Not long after I came back from Spaulding, I sat down at my piano. I wasn't sure if I could play anything at all, but I tried to think of the piano as a therapy tool--both physical and cognitive.

From time to time, I've been going through my sheet music for my favorite pieces. With some pieces, I've tried to pick out the notes. Sometimes I listen to recordings and follow along with the sheet music. Other times I just listen.

But there was one piece that I couldn't find in my music books, and I also don't have a recording. It was a slow Scott Joplin piece called "Solace" that I've been playing by memory since middle school, and it was one of my show-off pieces. But when I tried playing even a few notes by memory, I couldn't. My left hand waited for cues from my right hand, while my right hand sat on the keyboard, useless as a dead fish.

So my challenge was to drive to the music store, track down the music, and hopefully pick out some of the melody, in any way possible. After thumbing through anthologies, I found the song. To my dismay, the music didn't look like anything I remembered. Did I confuse the name of the piece? Were my music-reading skills affected by the stroke even more than I realized?

I was never the most talented pianist, but that was beside the point. I loved making music. And now one more piece of myself was lost. This really sucks, I said to myself.

I bought the music book anyway. When I came home I googled "Solace," and found a video clip of someone playing the piece. Halfway through the clip, I recognized it. It was "Solace." But I had always skipped the first two movements, and even forgotten they existed. And I don't think it had anything to do with the stroke.

Afterwards, I tried to play a few lines. It didn't sound much like music, and I'm not sure it ever will. But at least I now can tell you: I used to play this Scott Joplin song called "Solace" for decades; I always skipped the first two movements; and that was part of who I was.
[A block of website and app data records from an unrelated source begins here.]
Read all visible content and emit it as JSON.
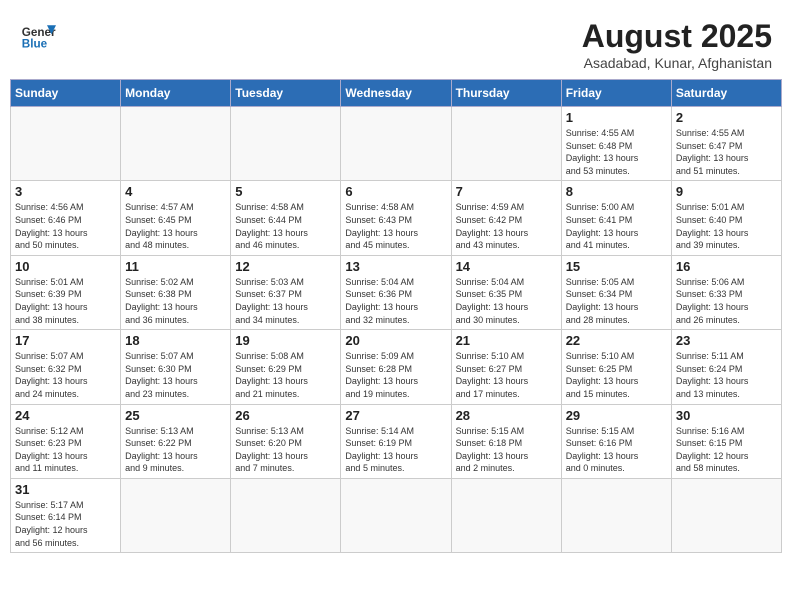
{
  "header": {
    "logo_line1": "General",
    "logo_line2": "Blue",
    "title": "August 2025",
    "subtitle": "Asadabad, Kunar, Afghanistan"
  },
  "weekdays": [
    "Sunday",
    "Monday",
    "Tuesday",
    "Wednesday",
    "Thursday",
    "Friday",
    "Saturday"
  ],
  "weeks": [
    [
      {
        "day": "",
        "info": ""
      },
      {
        "day": "",
        "info": ""
      },
      {
        "day": "",
        "info": ""
      },
      {
        "day": "",
        "info": ""
      },
      {
        "day": "",
        "info": ""
      },
      {
        "day": "1",
        "info": "Sunrise: 4:55 AM\nSunset: 6:48 PM\nDaylight: 13 hours\nand 53 minutes."
      },
      {
        "day": "2",
        "info": "Sunrise: 4:55 AM\nSunset: 6:47 PM\nDaylight: 13 hours\nand 51 minutes."
      }
    ],
    [
      {
        "day": "3",
        "info": "Sunrise: 4:56 AM\nSunset: 6:46 PM\nDaylight: 13 hours\nand 50 minutes."
      },
      {
        "day": "4",
        "info": "Sunrise: 4:57 AM\nSunset: 6:45 PM\nDaylight: 13 hours\nand 48 minutes."
      },
      {
        "day": "5",
        "info": "Sunrise: 4:58 AM\nSunset: 6:44 PM\nDaylight: 13 hours\nand 46 minutes."
      },
      {
        "day": "6",
        "info": "Sunrise: 4:58 AM\nSunset: 6:43 PM\nDaylight: 13 hours\nand 45 minutes."
      },
      {
        "day": "7",
        "info": "Sunrise: 4:59 AM\nSunset: 6:42 PM\nDaylight: 13 hours\nand 43 minutes."
      },
      {
        "day": "8",
        "info": "Sunrise: 5:00 AM\nSunset: 6:41 PM\nDaylight: 13 hours\nand 41 minutes."
      },
      {
        "day": "9",
        "info": "Sunrise: 5:01 AM\nSunset: 6:40 PM\nDaylight: 13 hours\nand 39 minutes."
      }
    ],
    [
      {
        "day": "10",
        "info": "Sunrise: 5:01 AM\nSunset: 6:39 PM\nDaylight: 13 hours\nand 38 minutes."
      },
      {
        "day": "11",
        "info": "Sunrise: 5:02 AM\nSunset: 6:38 PM\nDaylight: 13 hours\nand 36 minutes."
      },
      {
        "day": "12",
        "info": "Sunrise: 5:03 AM\nSunset: 6:37 PM\nDaylight: 13 hours\nand 34 minutes."
      },
      {
        "day": "13",
        "info": "Sunrise: 5:04 AM\nSunset: 6:36 PM\nDaylight: 13 hours\nand 32 minutes."
      },
      {
        "day": "14",
        "info": "Sunrise: 5:04 AM\nSunset: 6:35 PM\nDaylight: 13 hours\nand 30 minutes."
      },
      {
        "day": "15",
        "info": "Sunrise: 5:05 AM\nSunset: 6:34 PM\nDaylight: 13 hours\nand 28 minutes."
      },
      {
        "day": "16",
        "info": "Sunrise: 5:06 AM\nSunset: 6:33 PM\nDaylight: 13 hours\nand 26 minutes."
      }
    ],
    [
      {
        "day": "17",
        "info": "Sunrise: 5:07 AM\nSunset: 6:32 PM\nDaylight: 13 hours\nand 24 minutes."
      },
      {
        "day": "18",
        "info": "Sunrise: 5:07 AM\nSunset: 6:30 PM\nDaylight: 13 hours\nand 23 minutes."
      },
      {
        "day": "19",
        "info": "Sunrise: 5:08 AM\nSunset: 6:29 PM\nDaylight: 13 hours\nand 21 minutes."
      },
      {
        "day": "20",
        "info": "Sunrise: 5:09 AM\nSunset: 6:28 PM\nDaylight: 13 hours\nand 19 minutes."
      },
      {
        "day": "21",
        "info": "Sunrise: 5:10 AM\nSunset: 6:27 PM\nDaylight: 13 hours\nand 17 minutes."
      },
      {
        "day": "22",
        "info": "Sunrise: 5:10 AM\nSunset: 6:25 PM\nDaylight: 13 hours\nand 15 minutes."
      },
      {
        "day": "23",
        "info": "Sunrise: 5:11 AM\nSunset: 6:24 PM\nDaylight: 13 hours\nand 13 minutes."
      }
    ],
    [
      {
        "day": "24",
        "info": "Sunrise: 5:12 AM\nSunset: 6:23 PM\nDaylight: 13 hours\nand 11 minutes."
      },
      {
        "day": "25",
        "info": "Sunrise: 5:13 AM\nSunset: 6:22 PM\nDaylight: 13 hours\nand 9 minutes."
      },
      {
        "day": "26",
        "info": "Sunrise: 5:13 AM\nSunset: 6:20 PM\nDaylight: 13 hours\nand 7 minutes."
      },
      {
        "day": "27",
        "info": "Sunrise: 5:14 AM\nSunset: 6:19 PM\nDaylight: 13 hours\nand 5 minutes."
      },
      {
        "day": "28",
        "info": "Sunrise: 5:15 AM\nSunset: 6:18 PM\nDaylight: 13 hours\nand 2 minutes."
      },
      {
        "day": "29",
        "info": "Sunrise: 5:15 AM\nSunset: 6:16 PM\nDaylight: 13 hours\nand 0 minutes."
      },
      {
        "day": "30",
        "info": "Sunrise: 5:16 AM\nSunset: 6:15 PM\nDaylight: 12 hours\nand 58 minutes."
      }
    ],
    [
      {
        "day": "31",
        "info": "Sunrise: 5:17 AM\nSunset: 6:14 PM\nDaylight: 12 hours\nand 56 minutes."
      },
      {
        "day": "",
        "info": ""
      },
      {
        "day": "",
        "info": ""
      },
      {
        "day": "",
        "info": ""
      },
      {
        "day": "",
        "info": ""
      },
      {
        "day": "",
        "info": ""
      },
      {
        "day": "",
        "info": ""
      }
    ]
  ]
}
Here's a post by Marcelle Greene about ragtime and stroke. Here's a video clip of a performance of "Solace" (with a lot fewer mistakes, of course, than I used to to make. The parts I used to play start at 3:37).